Decorating for the winter season? Here are four unique templates (with educational tidbits, of course) you can download.
I originally created these for Darwin Day in February – but this kind of joy never goes extinct. Enjoy making these fun flakes!
Want to make your own Dinosaur Snowflakes? (Ok, one is a trilobite, not a dinosaur. But trilobites are just as cool.) Patterns are available online – they’re free! Enjoy!
I created these patterns for Darwin Day fun at the NC Museum of Natural Sciences. What a great way to celebrate Darwin’s Birthday!
Those small slate-and-white sparrows hopping across the frozen ground are true snowbirds. They spend summer in Canada and move south to the U.S. during the winter. Some, like their human counterparts, even migrate to Florida.
In the late 1800s, R.W. Shufeldt wrote of two birds called “snowbirds.” One medium-sized bird, the Snow Bunting, became known as the “snowflake.” The smaller bird, the Dark-eyed Junco, was unequivocally called the “snowbird.” Shufeldt expressed his displeasure at the bird’s new moniker “junco” – he tried to determine, unsuccessfully, the etymology of the word (it means “reeds or rushes”) since the Dark-eyed Junco does not live among reeds or rushes.
Shufeldt’s article also referenced Alexander Wilson’s description of Junco folklore. New Englanders told Wilson that Dark-eyed Juncos change their plumage to become the Chipping Sparrows of summer. Before you laugh (or after you’re through), many birds significantly alter their plumage during the breeding season… although the Dark-eyed Junco does not. These two birds are both sparrows, trill similar songs, and feed on the ground.
While Dark-eyed Juncos do not morph into Chipping Sparrows, they have their own form of transmutation. Those round balls of bird aren’t fat, they’re fluffy. Feathers trap air, an excellent insulator. The birds puff up their feathers, a downy winter coat, keeping them toasty warm.

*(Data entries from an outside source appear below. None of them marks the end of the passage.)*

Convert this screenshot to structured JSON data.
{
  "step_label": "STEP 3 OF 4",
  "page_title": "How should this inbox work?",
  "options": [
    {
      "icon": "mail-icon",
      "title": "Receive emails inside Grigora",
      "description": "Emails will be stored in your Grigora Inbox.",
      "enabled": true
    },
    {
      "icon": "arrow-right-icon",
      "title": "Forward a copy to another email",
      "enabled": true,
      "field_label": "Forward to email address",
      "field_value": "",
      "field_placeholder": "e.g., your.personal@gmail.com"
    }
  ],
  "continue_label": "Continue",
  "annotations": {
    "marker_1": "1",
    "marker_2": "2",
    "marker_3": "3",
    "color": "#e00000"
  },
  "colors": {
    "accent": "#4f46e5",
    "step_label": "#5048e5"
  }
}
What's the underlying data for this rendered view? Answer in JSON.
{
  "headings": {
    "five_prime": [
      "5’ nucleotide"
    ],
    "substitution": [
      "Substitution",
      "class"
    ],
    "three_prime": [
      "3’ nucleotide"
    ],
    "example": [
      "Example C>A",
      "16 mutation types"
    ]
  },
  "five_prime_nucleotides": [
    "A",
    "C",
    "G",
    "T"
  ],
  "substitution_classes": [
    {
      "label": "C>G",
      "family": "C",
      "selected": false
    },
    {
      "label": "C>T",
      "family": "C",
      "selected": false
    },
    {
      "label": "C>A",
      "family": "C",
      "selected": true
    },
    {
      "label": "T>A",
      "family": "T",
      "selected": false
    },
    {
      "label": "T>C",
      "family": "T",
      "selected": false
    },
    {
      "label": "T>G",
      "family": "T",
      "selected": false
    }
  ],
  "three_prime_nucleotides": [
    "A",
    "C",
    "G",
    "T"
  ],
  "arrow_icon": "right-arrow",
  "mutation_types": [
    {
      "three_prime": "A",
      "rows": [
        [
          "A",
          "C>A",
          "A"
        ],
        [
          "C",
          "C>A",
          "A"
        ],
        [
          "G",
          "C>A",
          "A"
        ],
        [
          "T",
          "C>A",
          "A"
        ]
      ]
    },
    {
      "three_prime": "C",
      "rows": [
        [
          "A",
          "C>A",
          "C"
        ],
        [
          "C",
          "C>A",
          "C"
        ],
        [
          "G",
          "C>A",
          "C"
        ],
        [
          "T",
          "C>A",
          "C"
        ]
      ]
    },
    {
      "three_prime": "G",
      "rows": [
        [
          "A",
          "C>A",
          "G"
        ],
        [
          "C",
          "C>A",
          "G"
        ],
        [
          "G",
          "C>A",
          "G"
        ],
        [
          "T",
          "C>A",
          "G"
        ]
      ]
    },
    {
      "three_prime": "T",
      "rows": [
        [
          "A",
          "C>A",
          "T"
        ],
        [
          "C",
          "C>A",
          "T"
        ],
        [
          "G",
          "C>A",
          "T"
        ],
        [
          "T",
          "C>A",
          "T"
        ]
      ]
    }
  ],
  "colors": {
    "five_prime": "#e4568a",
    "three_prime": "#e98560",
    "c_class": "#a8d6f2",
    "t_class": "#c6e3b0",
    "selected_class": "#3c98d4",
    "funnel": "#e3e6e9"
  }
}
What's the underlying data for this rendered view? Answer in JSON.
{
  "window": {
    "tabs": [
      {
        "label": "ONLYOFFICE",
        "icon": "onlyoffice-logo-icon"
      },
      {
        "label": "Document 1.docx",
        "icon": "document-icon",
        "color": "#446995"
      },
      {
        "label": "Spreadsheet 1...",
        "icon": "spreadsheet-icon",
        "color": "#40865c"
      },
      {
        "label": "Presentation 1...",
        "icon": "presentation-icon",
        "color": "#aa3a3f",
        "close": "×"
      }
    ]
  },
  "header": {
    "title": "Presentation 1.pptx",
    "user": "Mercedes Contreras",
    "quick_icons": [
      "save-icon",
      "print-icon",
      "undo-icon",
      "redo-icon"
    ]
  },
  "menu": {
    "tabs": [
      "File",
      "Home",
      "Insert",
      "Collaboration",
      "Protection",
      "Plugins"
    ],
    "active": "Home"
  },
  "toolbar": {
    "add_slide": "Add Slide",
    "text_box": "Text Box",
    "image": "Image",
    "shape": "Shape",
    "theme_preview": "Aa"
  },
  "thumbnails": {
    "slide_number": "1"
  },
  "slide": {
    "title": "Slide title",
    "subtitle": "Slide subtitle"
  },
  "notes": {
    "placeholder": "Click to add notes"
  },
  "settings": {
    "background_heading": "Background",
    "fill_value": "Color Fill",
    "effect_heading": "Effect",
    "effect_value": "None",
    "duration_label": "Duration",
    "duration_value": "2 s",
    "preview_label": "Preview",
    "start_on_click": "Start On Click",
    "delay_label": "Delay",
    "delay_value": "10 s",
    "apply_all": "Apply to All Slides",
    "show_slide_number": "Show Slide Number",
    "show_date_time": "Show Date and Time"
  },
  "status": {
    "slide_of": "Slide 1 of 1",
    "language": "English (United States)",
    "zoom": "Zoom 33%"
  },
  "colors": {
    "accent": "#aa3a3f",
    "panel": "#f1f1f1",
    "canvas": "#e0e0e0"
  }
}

p.s. Red and the Peanut wrote a great post about the name “snowbird.” I recommend it!